(Entries from a dataset of interfaces)
--

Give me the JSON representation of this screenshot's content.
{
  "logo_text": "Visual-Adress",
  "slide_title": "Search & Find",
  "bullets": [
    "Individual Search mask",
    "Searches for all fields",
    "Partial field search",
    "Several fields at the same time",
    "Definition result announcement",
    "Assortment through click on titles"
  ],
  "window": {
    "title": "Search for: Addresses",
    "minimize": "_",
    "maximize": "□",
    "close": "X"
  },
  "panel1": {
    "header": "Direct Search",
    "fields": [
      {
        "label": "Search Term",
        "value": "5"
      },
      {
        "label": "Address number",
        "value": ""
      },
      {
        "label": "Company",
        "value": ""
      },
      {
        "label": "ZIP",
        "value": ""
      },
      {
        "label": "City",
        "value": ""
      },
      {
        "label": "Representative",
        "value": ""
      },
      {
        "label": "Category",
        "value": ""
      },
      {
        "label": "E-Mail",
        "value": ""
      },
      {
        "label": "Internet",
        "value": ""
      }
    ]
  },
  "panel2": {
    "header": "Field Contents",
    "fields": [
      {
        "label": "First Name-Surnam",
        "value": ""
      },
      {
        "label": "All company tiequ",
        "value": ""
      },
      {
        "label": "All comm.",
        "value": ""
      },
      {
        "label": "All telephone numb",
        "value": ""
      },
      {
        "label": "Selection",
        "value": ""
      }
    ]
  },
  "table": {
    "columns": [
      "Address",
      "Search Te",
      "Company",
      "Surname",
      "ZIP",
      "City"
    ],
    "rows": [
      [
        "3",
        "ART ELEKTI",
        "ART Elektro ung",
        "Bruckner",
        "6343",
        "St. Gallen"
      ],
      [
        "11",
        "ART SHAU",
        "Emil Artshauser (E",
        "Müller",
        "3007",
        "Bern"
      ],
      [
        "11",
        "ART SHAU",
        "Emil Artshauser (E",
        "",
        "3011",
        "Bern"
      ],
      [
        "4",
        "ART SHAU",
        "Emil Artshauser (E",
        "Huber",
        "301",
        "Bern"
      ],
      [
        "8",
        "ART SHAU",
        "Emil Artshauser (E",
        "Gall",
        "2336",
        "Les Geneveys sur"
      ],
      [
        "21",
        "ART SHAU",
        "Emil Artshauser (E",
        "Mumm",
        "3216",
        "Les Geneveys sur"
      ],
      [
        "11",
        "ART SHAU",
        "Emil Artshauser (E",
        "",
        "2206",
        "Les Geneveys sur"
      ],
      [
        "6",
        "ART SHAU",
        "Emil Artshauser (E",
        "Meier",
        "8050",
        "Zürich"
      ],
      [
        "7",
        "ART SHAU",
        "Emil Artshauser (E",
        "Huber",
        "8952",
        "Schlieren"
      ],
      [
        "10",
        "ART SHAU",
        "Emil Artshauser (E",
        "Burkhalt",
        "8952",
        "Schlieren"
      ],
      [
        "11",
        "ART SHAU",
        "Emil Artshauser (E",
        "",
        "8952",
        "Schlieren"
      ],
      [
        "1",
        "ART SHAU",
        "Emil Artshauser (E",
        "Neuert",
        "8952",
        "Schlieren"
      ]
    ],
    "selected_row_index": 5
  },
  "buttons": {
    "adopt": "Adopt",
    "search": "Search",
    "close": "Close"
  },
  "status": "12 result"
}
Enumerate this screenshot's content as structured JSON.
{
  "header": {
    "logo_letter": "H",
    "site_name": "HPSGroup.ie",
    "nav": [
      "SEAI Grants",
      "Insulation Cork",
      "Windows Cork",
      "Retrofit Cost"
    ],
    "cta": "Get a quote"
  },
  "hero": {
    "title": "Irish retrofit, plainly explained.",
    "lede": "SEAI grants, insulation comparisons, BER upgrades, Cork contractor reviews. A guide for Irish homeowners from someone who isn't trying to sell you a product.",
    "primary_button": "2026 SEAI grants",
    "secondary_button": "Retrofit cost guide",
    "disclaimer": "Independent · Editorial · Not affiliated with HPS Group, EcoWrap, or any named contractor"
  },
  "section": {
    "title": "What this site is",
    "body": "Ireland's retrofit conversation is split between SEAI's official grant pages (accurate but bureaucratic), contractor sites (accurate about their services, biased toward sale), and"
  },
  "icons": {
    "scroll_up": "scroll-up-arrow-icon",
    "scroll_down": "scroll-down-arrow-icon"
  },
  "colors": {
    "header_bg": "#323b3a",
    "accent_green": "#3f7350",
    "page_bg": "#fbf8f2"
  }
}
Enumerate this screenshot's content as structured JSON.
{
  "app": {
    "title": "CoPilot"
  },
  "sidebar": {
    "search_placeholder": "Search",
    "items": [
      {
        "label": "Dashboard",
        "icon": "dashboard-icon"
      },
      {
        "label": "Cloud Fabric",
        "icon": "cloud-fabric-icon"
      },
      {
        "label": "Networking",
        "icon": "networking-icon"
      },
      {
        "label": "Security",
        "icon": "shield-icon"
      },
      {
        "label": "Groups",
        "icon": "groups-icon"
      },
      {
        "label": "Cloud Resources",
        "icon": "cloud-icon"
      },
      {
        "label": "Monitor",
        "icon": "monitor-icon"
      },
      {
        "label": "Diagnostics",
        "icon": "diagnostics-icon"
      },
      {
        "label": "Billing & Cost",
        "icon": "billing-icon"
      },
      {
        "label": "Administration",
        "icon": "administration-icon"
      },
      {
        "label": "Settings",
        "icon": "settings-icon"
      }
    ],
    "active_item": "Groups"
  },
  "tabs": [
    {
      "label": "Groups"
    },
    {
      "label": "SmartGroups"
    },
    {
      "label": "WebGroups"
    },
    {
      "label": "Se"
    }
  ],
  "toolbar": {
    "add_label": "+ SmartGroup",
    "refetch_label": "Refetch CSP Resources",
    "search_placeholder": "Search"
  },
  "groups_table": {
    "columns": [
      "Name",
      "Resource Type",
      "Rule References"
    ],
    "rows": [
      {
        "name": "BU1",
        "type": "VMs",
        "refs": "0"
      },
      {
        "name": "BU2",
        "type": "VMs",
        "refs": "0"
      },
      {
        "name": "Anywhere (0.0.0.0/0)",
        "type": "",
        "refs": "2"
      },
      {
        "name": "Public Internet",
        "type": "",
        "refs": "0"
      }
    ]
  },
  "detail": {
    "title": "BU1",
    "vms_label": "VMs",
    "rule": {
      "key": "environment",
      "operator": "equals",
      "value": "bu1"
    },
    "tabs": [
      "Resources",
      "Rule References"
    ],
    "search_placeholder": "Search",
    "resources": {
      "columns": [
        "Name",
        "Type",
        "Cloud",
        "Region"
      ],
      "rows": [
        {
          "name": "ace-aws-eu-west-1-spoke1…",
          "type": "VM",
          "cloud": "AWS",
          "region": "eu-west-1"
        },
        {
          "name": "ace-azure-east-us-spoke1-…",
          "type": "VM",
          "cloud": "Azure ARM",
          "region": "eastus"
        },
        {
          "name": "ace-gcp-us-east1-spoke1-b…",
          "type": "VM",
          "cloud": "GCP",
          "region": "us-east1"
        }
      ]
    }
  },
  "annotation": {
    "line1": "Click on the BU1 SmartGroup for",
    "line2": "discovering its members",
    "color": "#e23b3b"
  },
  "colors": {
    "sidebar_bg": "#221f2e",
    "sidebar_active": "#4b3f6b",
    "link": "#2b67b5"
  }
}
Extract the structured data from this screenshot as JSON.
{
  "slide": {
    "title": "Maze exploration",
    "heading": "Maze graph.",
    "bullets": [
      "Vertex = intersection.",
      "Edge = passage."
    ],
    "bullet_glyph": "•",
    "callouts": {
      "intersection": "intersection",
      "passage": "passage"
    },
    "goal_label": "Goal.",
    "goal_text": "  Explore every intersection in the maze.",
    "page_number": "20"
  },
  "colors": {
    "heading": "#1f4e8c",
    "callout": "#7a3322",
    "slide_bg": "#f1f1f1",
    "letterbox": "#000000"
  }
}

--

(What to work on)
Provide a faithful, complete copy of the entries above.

(Expected output)
Give me the JSON representation of this screenshot's content.
{
  "logo_text": "Visual-Adress",
  "slide_title": "Search & Find",
  "bullets": [
    "Individual Search mask",
    "Searches for all fields",
    "Partial field search",
    "Several fields at the same time",
    "Definition result announcement",
    "Assortment through click on titles"
  ],
  "window": {
    "title": "Search for: Addresses",
    "minimize": "_",
    "maximize": "□",
    "close": "X"
  },
  "panel1": {
    "header": "Direct Search",
    "fields": [
      {
        "label": "Search Term",
        "value": "5"
      },
      {
        "label": "Address number",
        "value": ""
      },
      {
        "label": "Company",
        "value": ""
      },
      {
        "label": "ZIP",
        "value": ""
      },
      {
        "label": "City",
        "value": ""
      },
      {
        "label": "Representative",
        "value": ""
      },
      {
        "label": "Category",
        "value": ""
      },
      {
        "label": "E-Mail",
        "value": ""
      },
      {
        "label": "Internet",
        "value": ""
      }
    ]
  },
  "panel2": {
    "header": "Field Contents",
    "fields": [
      {
        "label": "First Name-Surnam",
        "value": ""
      },
      {
        "label": "All company tiequ",
        "value": ""
      },
      {
        "label": "All comm.",
        "value": ""
      },
      {
        "label": "All telephone numb",
        "value": ""
      },
      {
        "label": "Selection",
        "value": ""
      }
    ]
  },
  "table": {
    "columns": [
      "Address",
      "Search Te",
      "Company",
      "Surname",
      "ZIP",
      "City"
    ],
    "rows": [
      [
        "3",
        "ART ELEKTI",
        "ART Elektro ung",
        "Bruckner",
        "6343",
        "St. Gallen"
      ],
      [
        "11",
        "ART SHAU",
        "Emil Artshauser (E",
        "Müller",
        "3007",
        "Bern"
      ],
      [
        "11",
        "ART SHAU",
        "Emil Artshauser (E",
        "",
        "3011",
        "Bern"
      ],
      [
        "4",
        "ART SHAU",
        "Emil Artshauser (E",
        "Huber",
        "301",
        "Bern"
      ],
      [
        "8",
        "ART SHAU",
        "Emil Artshauser (E",
        "Gall",
        "2336",
        "Les Geneveys sur"
      ],
      [
        "21",
        "ART SHAU",
        "Emil Artshauser (E",
        "Mumm",
        "3216",
        "Les Geneveys sur"
      ],
      [
        "11",
        "ART SHAU",
        "Emil Artshauser (E",
        "",
        "2206",
        "Les Geneveys sur"
      ],
      [
        "6",
        "ART SHAU",
        "Emil Artshauser (E",
        "Meier",
        "8050",
        "Zürich"
      ],
      [
        "7",
        "ART SHAU",
        "Emil Artshauser (E",
        "Huber",
        "8952",
        "Schlieren"
      ],
      [
        "10",
        "ART SHAU",
        "Emil Artshauser (E",
        "Burkhalt",
        "8952",
        "Schlieren"
      ],
      [
        "11",
        "ART SHAU",
        "Emil Artshauser (E",
        "",
        "8952",
        "Schlieren"
      ],
      [
        "1",
        "ART SHAU",
        "Emil Artshauser (E",
        "Neuert",
        "8952",
        "Schlieren"
      ]
    ],
    "selected_row_index": 5
  },
  "buttons": {
    "adopt": "Adopt",
    "search": "Search",
    "close": "Close"
  },
  "status": "12 result"
}
Enumerate this screenshot's content as structured JSON.
{
  "header": {
    "logo_letter": "H",
    "site_name": "HPSGroup.ie",
    "nav": [
      "SEAI Grants",
      "Insulation Cork",
      "Windows Cork",
      "Retrofit Cost"
    ],
    "cta": "Get a quote"
  },
  "hero": {
    "title": "Irish retrofit, plainly explained.",
    "lede": "SEAI grants, insulation comparisons, BER upgrades, Cork contractor reviews. A guide for Irish homeowners from someone who isn't trying to sell you a product.",
    "primary_button": "2026 SEAI grants",
    "secondary_button": "Retrofit cost guide",
    "disclaimer": "Independent · Editorial · Not affiliated with HPS Group, EcoWrap, or any named contractor"
  },
  "section": {
    "title": "What this site is",
    "body": "Ireland's retrofit conversation is split between SEAI's official grant pages (accurate but bureaucratic), contractor sites (accurate about their services, biased toward sale), and"
  },
  "icons": {
    "scroll_up": "scroll-up-arrow-icon",
    "scroll_down": "scroll-down-arrow-icon"
  },
  "colors": {
    "header_bg": "#323b3a",
    "accent_green": "#3f7350",
    "page_bg": "#fbf8f2"
  }
}
Enumerate this screenshot's content as structured JSON.
{
  "app": {
    "title": "CoPilot"
  },
  "sidebar": {
    "search_placeholder": "Search",
    "items": [
      {
        "label": "Dashboard",
        "icon": "dashboard-icon"
      },
      {
        "label": "Cloud Fabric",
        "icon": "cloud-fabric-icon"
      },
      {
        "label": "Networking",
        "icon": "networking-icon"
      },
      {
        "label": "Security",
        "icon": "shield-icon"
      },
      {
        "label": "Groups",
        "icon": "groups-icon"
      },
      {
        "label": "Cloud Resources",
        "icon": "cloud-icon"
      },
      {
        "label": "Monitor",
        "icon": "monitor-icon"
      },
      {
        "label": "Diagnostics",
        "icon": "diagnostics-icon"
      },
      {
        "label": "Billing & Cost",
        "icon": "billing-icon"
      },
      {
        "label": "Administration",
        "icon": "administration-icon"
      },
      {
        "label": "Settings",
        "icon": "settings-icon"
      }
    ],
    "active_item": "Groups"
  },
  "tabs": [
    {
      "label": "Groups"
    },
    {
      "label": "SmartGroups"
    },
    {
      "label": "WebGroups"
    },
    {
      "label": "Se"
    }
  ],
  "toolbar": {
    "add_label": "+ SmartGroup",
    "refetch_label": "Refetch CSP Resources",
    "search_placeholder": "Search"
  },
  "groups_table": {
    "columns": [
      "Name",
      "Resource Type",
      "Rule References"
    ],
    "rows": [
      {
        "name": "BU1",
        "type": "VMs",
        "refs": "0"
      },
      {
        "name": "BU2",
        "type": "VMs",
        "refs": "0"
      },
      {
        "name": "Anywhere (0.0.0.0/0)",
        "type": "",
        "refs": "2"
      },
      {
        "name": "Public Internet",
        "type": "",
        "refs": "0"
      }
    ]
  },
  "detail": {
    "title": "BU1",
    "vms_label": "VMs",
    "rule": {
      "key": "environment",
      "operator": "equals",
      "value": "bu1"
    },
    "tabs": [
      "Resources",
      "Rule References"
    ],
    "search_placeholder": "Search",
    "resources": {
      "columns": [
        "Name",
        "Type",
        "Cloud",
        "Region"
      ],
      "rows": [
        {
          "name": "ace-aws-eu-west-1-spoke1…",
          "type": "VM",
          "cloud": "AWS",
          "region": "eu-west-1"
        },
        {
          "name": "ace-azure-east-us-spoke1-…",
          "type": "VM",
          "cloud": "Azure ARM",
          "region": "eastus"
        },
        {
          "name": "ace-gcp-us-east1-spoke1-b…",
          "type": "VM",
          "cloud": "GCP",
          "region": "us-east1"
        }
      ]
    }
  },
  "annotation": {
    "line1": "Click on the BU1 SmartGroup for",
    "line2": "discovering its members",
    "color": "#e23b3b"
  },
  "colors": {
    "sidebar_bg": "#221f2e",
    "sidebar_active": "#4b3f6b",
    "link": "#2b67b5"
  }
}
Extract the structured data from this screenshot as JSON.
{
  "slide": {
    "title": "Maze exploration",
    "heading": "Maze graph.",
    "bullets": [
      "Vertex = intersection.",
      "Edge = passage."
    ],
    "bullet_glyph": "•",
    "callouts": {
      "intersection": "intersection",
      "passage": "passage"
    },
    "goal_label": "Goal.",
    "goal_text": "  Explore every intersection in the maze.",
    "page_number": "20"
  },
  "colors": {
    "heading": "#1f4e8c",
    "callout": "#7a3322",
    "slide_bg": "#f1f1f1",
    "letterbox": "#000000"
  }
}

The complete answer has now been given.